Thanks to all these heavy thoughts running through my head, I was now wide awake and felt I was due for a good cry. Not wanting to wake Husband, who was sleeping by my side, I returned to the living room. It felt as if I were giving myself permission to break down. I started to sob, but I couldn't produce any tears. I just couldn't bring myself to cry.

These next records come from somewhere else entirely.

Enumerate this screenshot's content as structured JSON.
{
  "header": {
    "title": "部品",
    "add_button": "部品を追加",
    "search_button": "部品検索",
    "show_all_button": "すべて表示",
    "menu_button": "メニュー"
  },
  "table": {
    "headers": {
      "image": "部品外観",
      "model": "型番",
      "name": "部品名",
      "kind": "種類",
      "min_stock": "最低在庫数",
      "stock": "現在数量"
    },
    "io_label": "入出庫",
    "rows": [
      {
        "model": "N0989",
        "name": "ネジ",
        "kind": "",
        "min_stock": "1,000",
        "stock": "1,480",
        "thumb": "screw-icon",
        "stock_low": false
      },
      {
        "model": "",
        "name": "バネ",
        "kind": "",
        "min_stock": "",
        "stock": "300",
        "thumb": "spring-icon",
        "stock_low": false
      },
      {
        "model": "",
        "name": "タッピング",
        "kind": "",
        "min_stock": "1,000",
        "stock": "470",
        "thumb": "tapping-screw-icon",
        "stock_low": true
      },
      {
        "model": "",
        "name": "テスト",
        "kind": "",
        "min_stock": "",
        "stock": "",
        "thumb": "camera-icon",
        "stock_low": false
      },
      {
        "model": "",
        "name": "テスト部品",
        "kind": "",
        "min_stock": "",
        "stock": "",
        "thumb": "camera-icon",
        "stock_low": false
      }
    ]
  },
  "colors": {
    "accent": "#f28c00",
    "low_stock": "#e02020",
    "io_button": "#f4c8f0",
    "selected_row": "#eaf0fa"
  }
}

I was up early the next morning to make my way to the pool for our first meet of the season. As we were waiting for the warm-up pool to open, I overheard two men in their mid-forties talking about their children. I knew that one of these Dads had triplets, but of course, I never wanted to ask any of the nosy questions that we all are thinking. I had been considering sharing some of my experience with infertility and perhaps gain some insight as to how they resulted with triplets. Without needing any prompting, he told his teammate, "We needed a little help and we got a lot of help. There was a 1% risk for triplets and we hit it." Ah, it was probably Clomid... I thought to myself. Not quite the same process as going through IVF and making a decision about the number of embryos to transfer. Maybe our infertility experience wasn't such a common thread. Feeling more alone and sad about our unsuccessful conception to date, I felt the urge to cry. I quickly excused myself and headed to the women's locker room. Locked in the last stall, I leaned against the wall and put my hands over my face. Yet, no tears fell.
After only five weeks of training, I still feel very unfit for competition, but somehow I managed to swim rather fast. I heard my time after my 100 yd Free and asked, "how?" I saw what I had seeded myself for my 100 IM and thought, what the fuck was I thinking? Yet, I managed to beat that time. I'm not too far off from my best times, and with all things considered; I'm really happy with that. As our team gathered at a local microbrewery for a celebratory post meet drink, I spotted a woman with a very small baby at the next table. I guess others noticed the infant as well, as the conversation shifted to Amanda and her pregnancy. I left the table to use the restroom, but I acknowledged that it was more of a reflexive action. Somehow, I had managed to make myself so numb that I just can feel anything any more. Disappointment has become my norm and I just can't cry any more.
As I walked back to my car, I went through my all too familiar routine of embracing all the things I can enjoy in my non-pregnant state. Moments after I turned over the ignition in my car, I noticed that the 'check engine' light was illuminated; and I burst into tears.